Systems using UV-curable inks deliver a more durable product. With UV curing, ultraviolet light and visible light are used to initiate a photochemical reaction that generates a cross-linked network of polymers. It is instantly dry and typically bonds well to a wide range of substrates. It is a low-temperature, high-speed, solvents process that can be used in printing, coatings, decorating, and – yes – 3D printing.
3D printers come in a variety of flavours. Input materials can be various types of powders, filaments and liquids, but what they all have in common is the ability to deposit material in layers to create the desired object. This is referred to as additive manufacturing, as opposed to more traditional manufacturing models where material is subtracted to create the object – such as drilling, milling, lathes, etc. Because it is a digital process, it can be used to create one-of-a-kind objects or longer runs of the same object at a relatively consistent cost per part, with the quantity and type of deposition material – plastic resins, metals, ceramic and more – being the driver for total cost.
Of the many different approaches to 3D printing, Mimaki chose to adopt an approach where the 3D printer jets successive layers of ink, which are instantly cured by UV light until the object is fully formed. Fine layers accumulate on the build tray to create one or several precise 3D models or parts. Where overhangs or complex shapes require support, the 3D printer jets a removable support material. It uses LED curing for reduced energy usage and is differentiated from other 3D printers in a number of aspects, including:
Drawing upon its many years of UV-curable inkjet printing in the 2D world, Mimaki has also equipped the 3DUJ-553 with its proprietary core technologies, including ink circulation system to prevent clogging and Nozzle Checking Unit (NCU). Print head nozzles are automatically checked for any malfunction, with an effective nozzle substitution strategy that enables continuous printing, even if a nozzle is not operating correctly. In addition, the printer is equipped with an internal monitoring camera that enables operators to monitor the progress of the printing.
In addition to its uses in additive manufacturing applications, the Mimaki 3DUJ-553 is also suitable for other uses, including:
3D printing’s time has arrived. After many years of development and experimentation, a wide variety of industries are now adopting 3D printing for a number of different uses. As the technology continues to evolve, the economic cross-over point between 3D printing objects versus using traditional manufacturing processes will continue to rise.

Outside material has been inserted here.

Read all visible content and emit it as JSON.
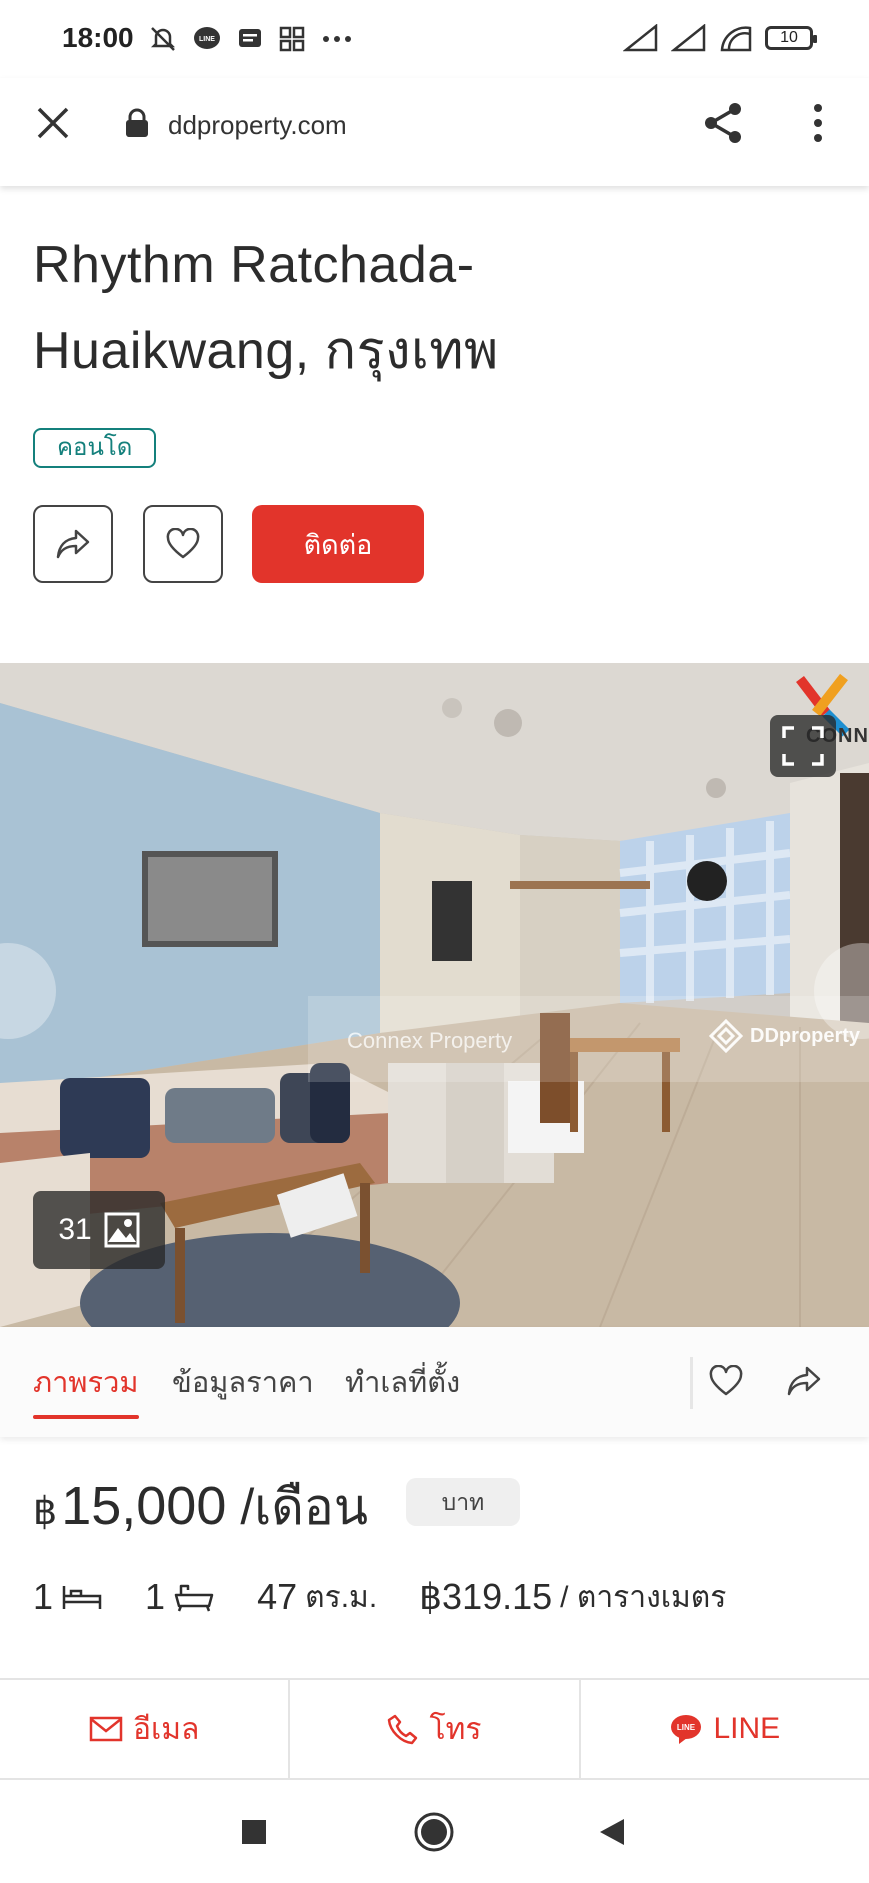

Whether it is printing replacement parts in space for the International Space Station, creating unique home décor items, producing a realistic architectural model, or simply producing promotional items, the potential for 3D printing is limitless.
In addition, as the market increasingly demands more customisation, more versions and SKUs, and more manufacturing of parts and other items at the point of need, production run lengths are shortening, creating even more demand for 3D printing capabilities.
Prepared on the basis of information from Mimaki